▶ _Work request_: The answer should be every line below, repeated exactly, with the images left out.

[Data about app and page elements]
-------

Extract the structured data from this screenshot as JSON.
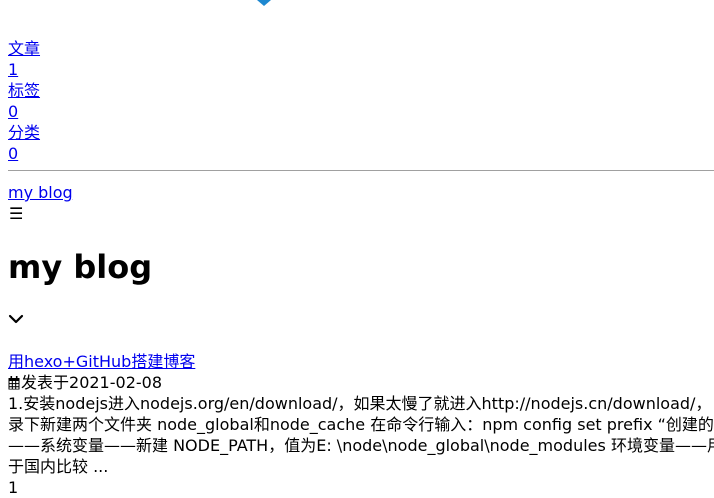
{
  "stats": {
    "articles_label": "文章",
    "articles_count": "1",
    "tags_label": "标签",
    "tags_count": "0",
    "categories_label": "分类",
    "categories_count": "0"
  },
  "header": {
    "brand": "my blog",
    "menu_icon": "hamburger-icon",
    "site_title": "my blog",
    "expand_icon": "chevron-down-icon"
  },
  "post": {
    "title": "用hexo+GitHub搭建博客",
    "meta_icon": "calendar-icon",
    "meta_prefix": "发表于",
    "date": "2021-02-08",
    "excerpt_lines": [
      "1.安装nodejs进入nodejs.org/en/download/，如果太慢了就进入http://nodejs.cn/download/， 进入",
      "录下新建两个文件夹 node_global和node_cache 在命令行输入：npm config set prefix “创建的node_",
      "——系统变量——新建 NODE_PATH，值为E: \\node\\node_global\\node_modules 环境变量——用户变",
      "于国内比较 ..."
    ]
  },
  "pagination": {
    "page": "1"
  },
  "colors": {
    "link": "#0000ee",
    "text": "#000000",
    "top_icon": "#1e88d0",
    "separator": "#a0a0a0"
  }
}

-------

▶ _Task answer_:
Extract the structured data from this screenshot as JSON.
{
  "stats": {
    "articles_label": "文章",
    "articles_count": "1",
    "tags_label": "标签",
    "tags_count": "0",
    "categories_label": "分类",
    "categories_count": "0"
  },
  "header": {
    "brand": "my blog",
    "menu_icon": "hamburger-icon",
    "site_title": "my blog",
    "expand_icon": "chevron-down-icon"
  },
  "post": {
    "title": "用hexo+GitHub搭建博客",
    "meta_icon": "calendar-icon",
    "meta_prefix": "发表于",
    "date": "2021-02-08",
    "excerpt_lines": [
      "1.安装nodejs进入nodejs.org/en/download/，如果太慢了就进入http://nodejs.cn/download/， 进入",
      "录下新建两个文件夹 node_global和node_cache 在命令行输入：npm config set prefix “创建的node_",
      "——系统变量——新建 NODE_PATH，值为E: \\node\\node_global\\node_modules 环境变量——用户变",
      "于国内比较 ..."
    ]
  },
  "pagination": {
    "page": "1"
  },
  "colors": {
    "link": "#0000ee",
    "text": "#000000",
    "top_icon": "#1e88d0",
    "separator": "#a0a0a0"
  }
}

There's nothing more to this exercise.